An Officer and a Spy is one of those I can’t wait to leave this dinner/gathering so I can get home and read type of books where you can’t wait to find out how it ends, but at the same time, you don’t want it to end because then you‘re out of the story and back to real life. A perfect summertime read. Harris has taken a historical event—the Dreyfus Affair—and created a novel from the original true story. I have to admit ignorance here and reveal that I knew next to nothing about this subject. In a nutshell, Alfred Dreyfus, a Jewish captain in the French army, was accused and found guilty of delivering information to a foreign power (Germany) in 1894. Colonel Georges Picquart (also of the French army) later discovered that the real spy was still part of the French army and that Dreyfus was innocent. But trying to convince his fellow army superiors (in an anti-Semitic society) that they made a mistake and should right the wrong proves to have been as difficult in the 1890s as it is today. The French army was set on making Dreyfus a lesson to the nation that treason (especially treasonous Jews) would have grave consequences: a public stripping of his military position and a life of imprisonment on an uninhabited island. Thus, once they did this, they couldn’t possibly admit they were wrong. What would the country think of its trusted army? Its sound government? So, instead of convicting the true guilty man (Major Charles Esterhazy, a non-Jew), the army covers up the truth, tries to thwart Picquart’s investigation and is content to allow an innocent man to rot on an island.
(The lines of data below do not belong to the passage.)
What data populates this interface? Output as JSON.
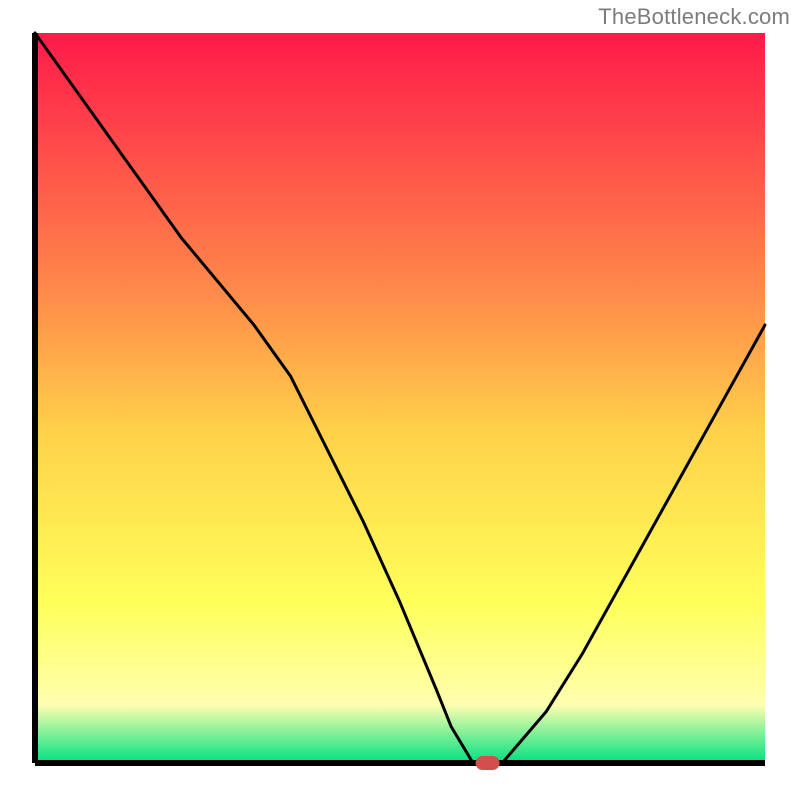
{
  "attribution": "TheBottleneck.com",
  "colors": {
    "gradient_top": "#ff1a4a",
    "gradient_upper_mid": "#ff884a",
    "gradient_mid": "#ffd24a",
    "gradient_lower_mid": "#ffff5a",
    "gradient_pale": "#ffffb0",
    "gradient_bottom": "#00e080",
    "axis": "#000000",
    "curve": "#000000",
    "marker_fill": "#d24f4f",
    "marker_stroke": "#d24f4f"
  },
  "chart_data": {
    "type": "line",
    "title": "",
    "xlabel": "",
    "ylabel": "",
    "xlim": [
      0,
      100
    ],
    "ylim": [
      0,
      100
    ],
    "x": [
      0,
      5,
      10,
      15,
      20,
      25,
      30,
      35,
      40,
      45,
      50,
      55,
      57,
      60,
      62,
      64,
      70,
      75,
      80,
      85,
      90,
      95,
      100
    ],
    "values": [
      100,
      93,
      86,
      79,
      72,
      66,
      60,
      53,
      43,
      33,
      22,
      10,
      5,
      0,
      0,
      0,
      7,
      15,
      24,
      33,
      42,
      51,
      60
    ],
    "marker": {
      "x": 62,
      "y": 0
    },
    "note": "Values are percent of plot-area height from bottom (0) to top (100), estimated from pixel positions; x is percent of plot-area width."
  }
}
Sounds a lot like present day America. Punish the whistle-blower, sweep the truth under the rug, and go on with life as usual. The powers that be keep their jobs and the whistle-blower ends up on the streets (or in Picquart’s case, in prison).
Harris has extensively researched this event, and his story includes nearly every character from the actual Dreyfus Affair, from the French Minister of War and all his top staff to the intelligence department (including their spying maid agent) to the famous French writer and activist Emile Zola. There are 40+ characters to keep track of which can be a little overwhelming at first, but Harris begins the book with the entire list of Dramatis Personae, a handy reference that I flipped back to numerous times. As the main character, Picquart is the star of the story, and we experience this momentous event of French history through his eyes–a man who tries to do the right thing at all costs. It’s both agonizing and triumphant for him—and for us—to feel and follow his moral obligation. He’s a rather unemotional and distant man, which some might feel makes the book less dramatic than it could/should be (such as a NY Times columnist who did not offer a rave review), but I found his character remarkable. It is his very nature that allows him to proceed with the investigation. Were he more emotive, the story might have a more dramatic feel, but then he likely would not have accomplished his goal. It’s his steady nature and steely nerves that allow him to succeed. And so, in the end, we are reminded that among the very bad there are the very good. And even among the very bad we see how and why people do what they do to survive. They are not blameless, but they are also not evil. Many are merely humans making very human mistakes.
Much like Harris’s Pompeii, a fictionalized version of the last day at Pompeii before it was buried, this is a really good read. Historically quite accurate and a page turner (though not really a book club discussion book). Historical fiction.